Reagi introduces two new reference types, behaviors and event streams, which are collectively known as signals.
user=> (require '[reagi.core :as r]) nil
A behavior models continuous change, and is evaluated each time you dereference it.
user=> (def t (r/behavior (System/currentTimeMillis))) #'user/t user=> @t 1380475144266 user=> @t 1380475175587
An event stream models a series of discrete changes. Events must be expicitly delivered to the stream. Dereferencing the event stream returns the last value pushed onto the stream.
user=> (def e (r/events)) #'user/e user=> (r/deliver e 1) #<Events@66d278af: 1> user=> @e 1
If the event stream is empty (i.e. unrealized), dereferencing it will block the running thread, much like a promise.
Unlike promises, event streams can have more than one value delivered to them, and may be constructed with an initial value:
user=> (def e (r/events 1)) #'user/e user=> @e 1
Reagi provides a number of functions for transforming event streams, which mimic many of the standard Clojure functions for dealing with seqs:
user=> (def incremented (r/map inc e)) #'user/m user=> (r/deliver e 2) #<Events@66d278af: 2> user=> @incremented 3
For a full list, see the API docs.
Event streams can interoperate with core.async channels using
port function returns a write-only stream that
will deliver values to the stream:
user=> (>!! (r/port e) 3) true user=> @e 3
subscribe function allows an existing channel to be registered
as an output for the stream.
user=> (def ch (async/chan 1)) #'user/ch user=> (r/subscribe e ch) #<ManyToManyChannel clojure.core.async.impl.channels.ManyToManyChannel@3b4df45f> user=> (r/deliver e 4) #<Events@66d278af: 4> user=> (<!! ch) 4
Note that this may cause the source stream to block if you don't consume the items in the channel, or provide a sufficient buffer.

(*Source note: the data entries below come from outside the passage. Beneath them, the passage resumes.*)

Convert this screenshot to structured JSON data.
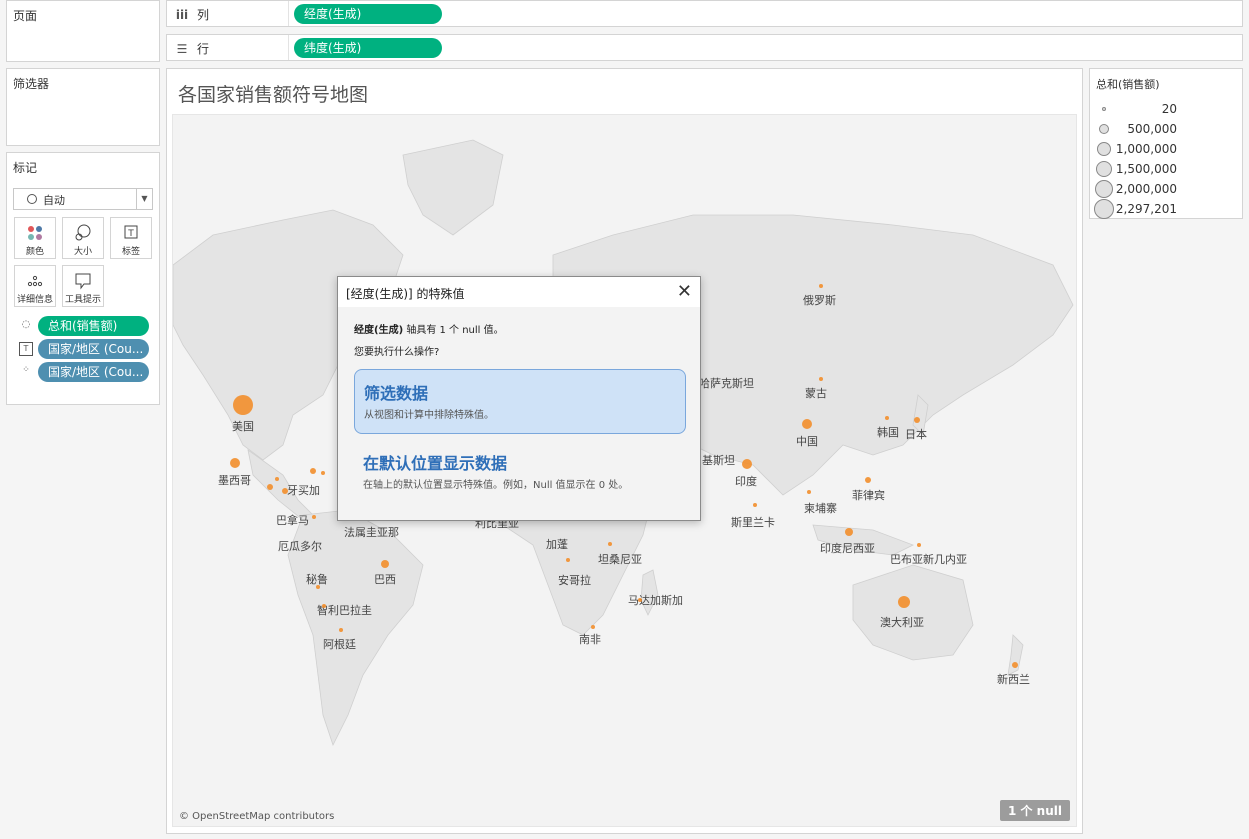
{
  "panels": {
    "pages": "页面",
    "filters": "筛选器",
    "marks": "标记"
  },
  "shelves": {
    "columns": {
      "label": "列",
      "pill": "经度(生成)"
    },
    "rows": {
      "label": "行",
      "pill": "纬度(生成)"
    }
  },
  "marks": {
    "type": "自动",
    "buttons": [
      "颜色",
      "大小",
      "标签",
      "详细信息",
      "工具提示"
    ],
    "fields": [
      "总和(销售额)",
      "国家/地区 (Cou...",
      "国家/地区 (Cou..."
    ]
  },
  "view": {
    "title": "各国家销售额符号地图",
    "attribution": "© OpenStreetMap contributors",
    "null_badge": "1 个 null"
  },
  "legend": {
    "title": "总和(销售额)",
    "values": [
      "20",
      "500,000",
      "1,000,000",
      "1,500,000",
      "2,000,000",
      "2,297,201"
    ]
  },
  "map": {
    "labels": [
      "美国",
      "墨西哥",
      "牙买加",
      "巴拿马",
      "厄瓜多尔",
      "法属圭亚那",
      "秘鲁",
      "巴西",
      "智利巴拉圭",
      "阿根廷",
      "俄罗斯",
      "哈萨克斯坦",
      "蒙古",
      "中国",
      "韩国",
      "日本",
      "基斯坦",
      "印度",
      "菲律宾",
      "柬埔寨",
      "斯里兰卡",
      "印度尼西亚",
      "巴布亚新几内亚",
      "澳大利亚",
      "新西兰",
      "利比里亚",
      "加蓬",
      "坦桑尼亚",
      "安哥拉",
      "马达加斯加",
      "南非"
    ],
    "dot_color": "#f28e2b"
  },
  "dialog": {
    "title": "[经度(生成)] 的特殊值",
    "msg_field": "经度(生成)",
    "msg_rest": " 轴具有 1 个 null 值。",
    "msg2": "您要执行什么操作?",
    "option1_title": "筛选数据",
    "option1_desc": "从视图和计算中排除特殊值。",
    "option2_title": "在默认位置显示数据",
    "option2_desc": "在轴上的默认位置显示特殊值。例如，Null 值显示在 0 处。"
  }
}
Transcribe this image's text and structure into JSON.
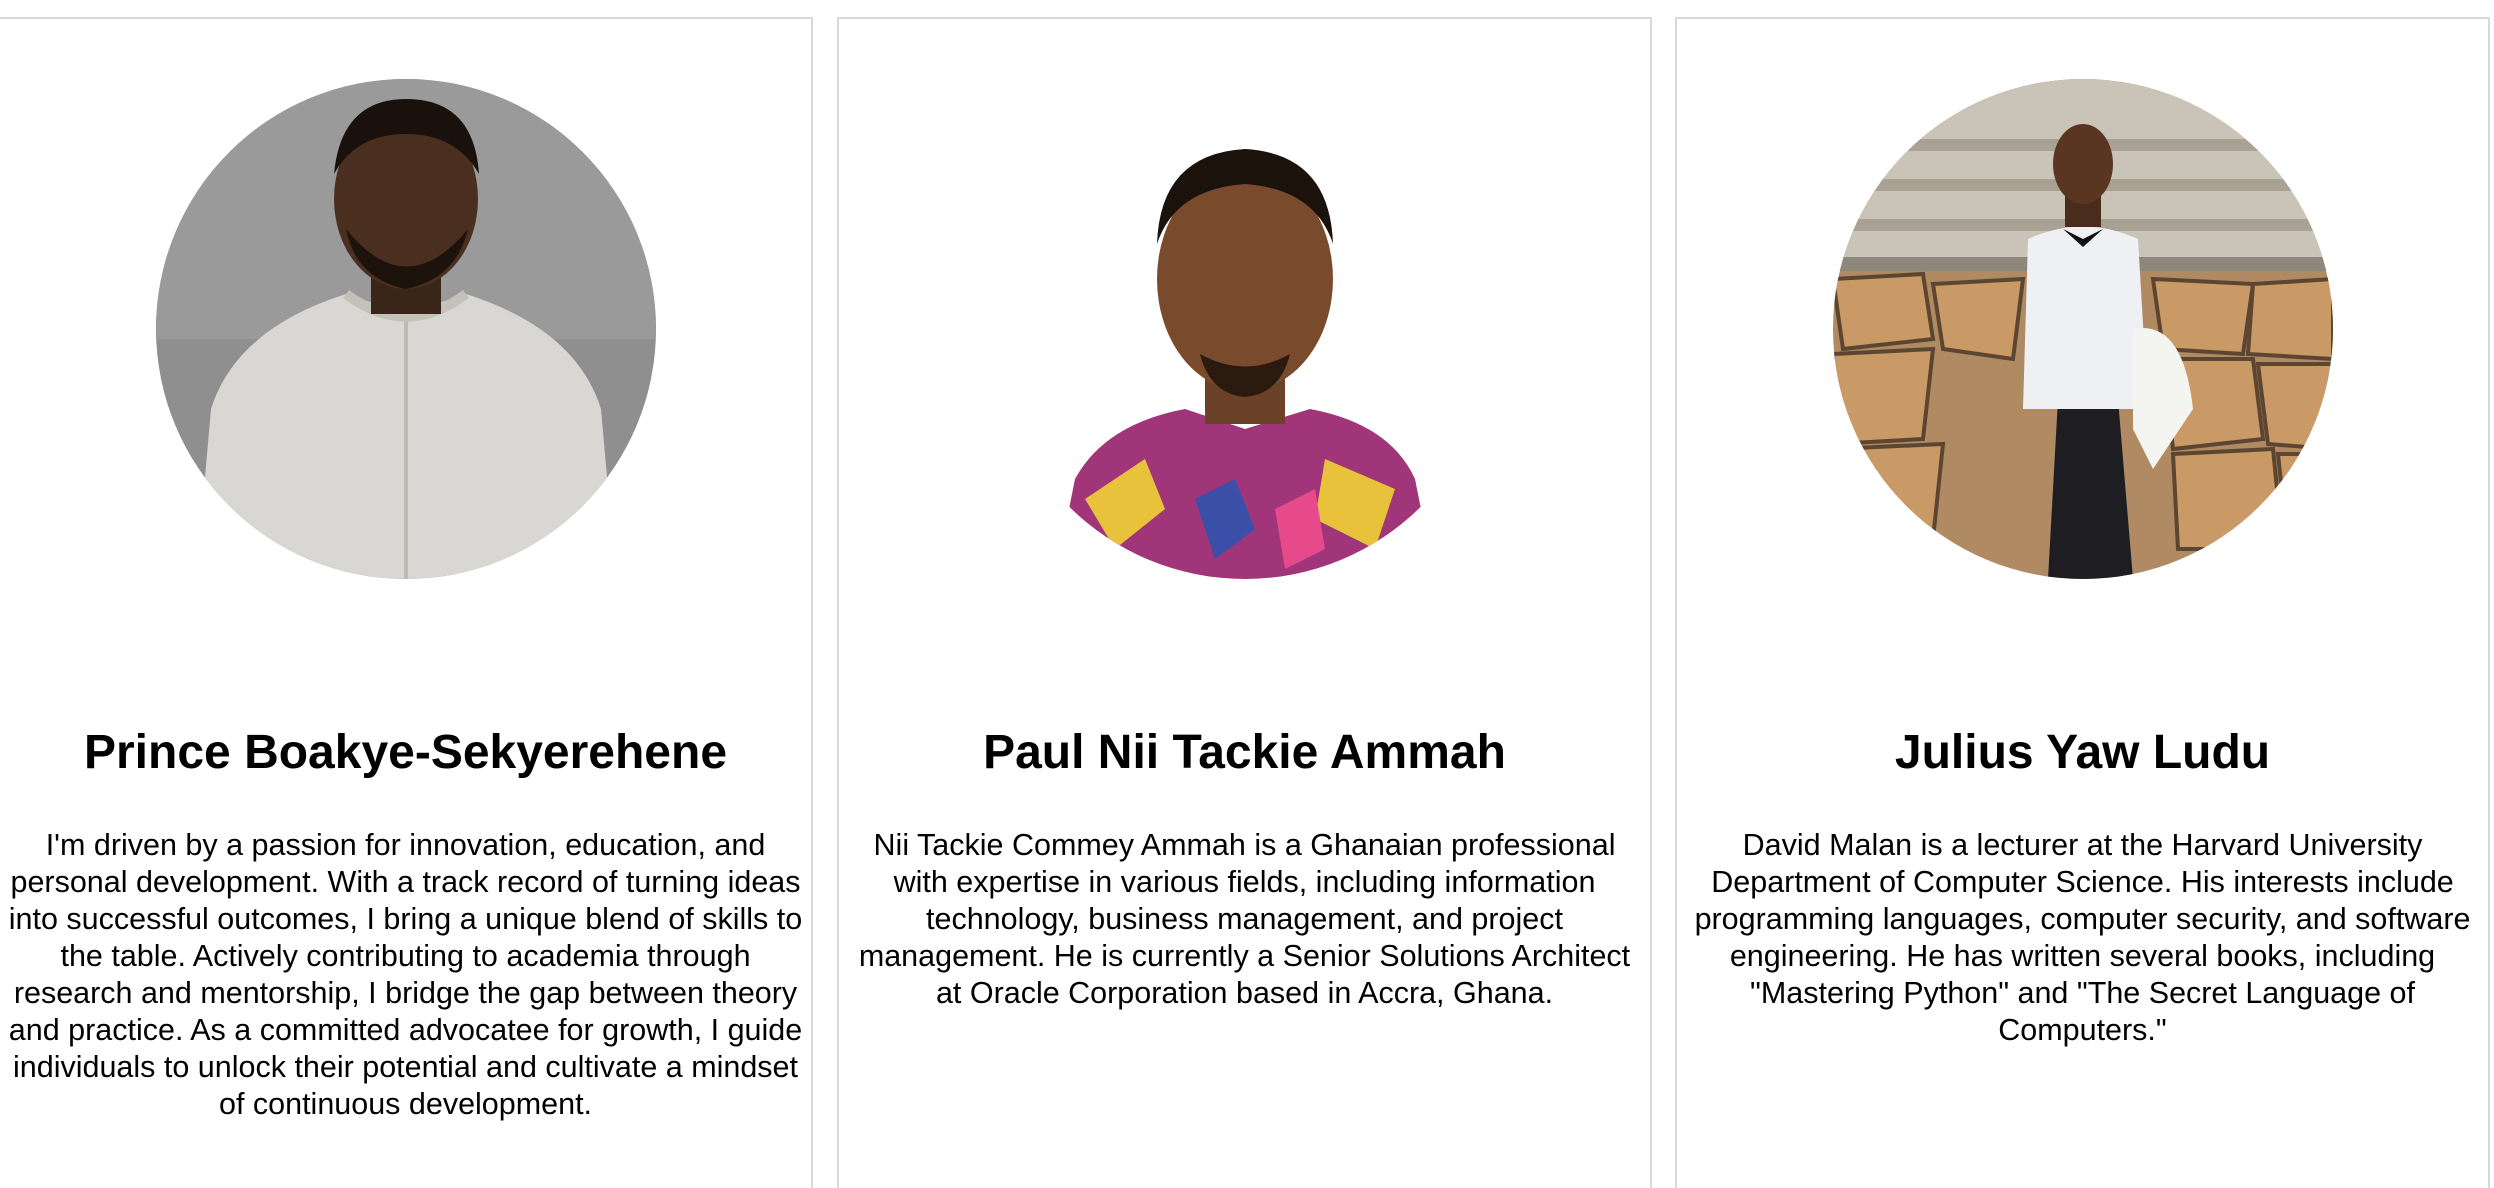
{
  "team": [
    {
      "name": "Prince Boakye-Sekyerehene",
      "bio": "I'm driven by a passion for innovation, education, and personal development. With a track record of turning ideas into successful outcomes, I bring a unique blend of skills to the table. Actively contributing to academia through research and mentorship, I bridge the gap between theory and practice. As a committed advocatee for growth, I guide individuals to unlock their potential and cultivate a mindset of continuous development.",
      "photo_icon": "portrait-photo"
    },
    {
      "name": "Paul Nii Tackie Ammah",
      "bio": "Nii Tackie Commey Ammah is a Ghanaian professional with expertise in various fields, including information technology, business management, and project management. He is currently a Senior Solutions Architect at Oracle Corporation based in Accra, Ghana.",
      "photo_icon": "portrait-photo"
    },
    {
      "name": "Julius Yaw Ludu",
      "bio": "David Malan is a lecturer at the Harvard University Department of Computer Science. His interests include programming languages, computer security, and software engineering. He has written several books, including \"Mastering Python\" and \"The Secret Language of Computers.\"",
      "photo_icon": "portrait-photo"
    }
  ],
  "colors": {
    "card_border": "#d9d9d9",
    "text": "#000000",
    "background": "#ffffff"
  }
}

Behaviors can be converted to event streams by sampling them at a specified interval in milliseconds:
user=> (def et (r/sample 1000 t)) #'user/et user=> @et 1380475969885
Signals can be completed with the
completed function, which acts in
a similar fashion to
clojure.core/reduced. Signals that are
completed will always deref to the same value. Any values pushed to a
completed event stream will be ignored.
user=> (def e (r/events)) #'user/e user=> (r/deliver e (r/completed 1)) #<Events@66d278af: 1> user=> (r/deliver e 2) #<Events@66d278af: 1> user=> @e 1 user=> (r/complete? e) true
Differences in ClojureScript version
The ClojureScript version of Reagi has two main differences from the Clojure version:
Trying to deref an unrealized stream blocks the current thread in Clojure, but returned js/undefined in ClojureScript.
Event streams that fall out of scope in Clojure are automatically cleaned up. In ClojureScript, the
reagi.core/disposefunction must be manually called on streams before they fall out of scope.
Copyright © 2014 James Reeves
Distributed under the Eclipse Public License, the same as Clojure.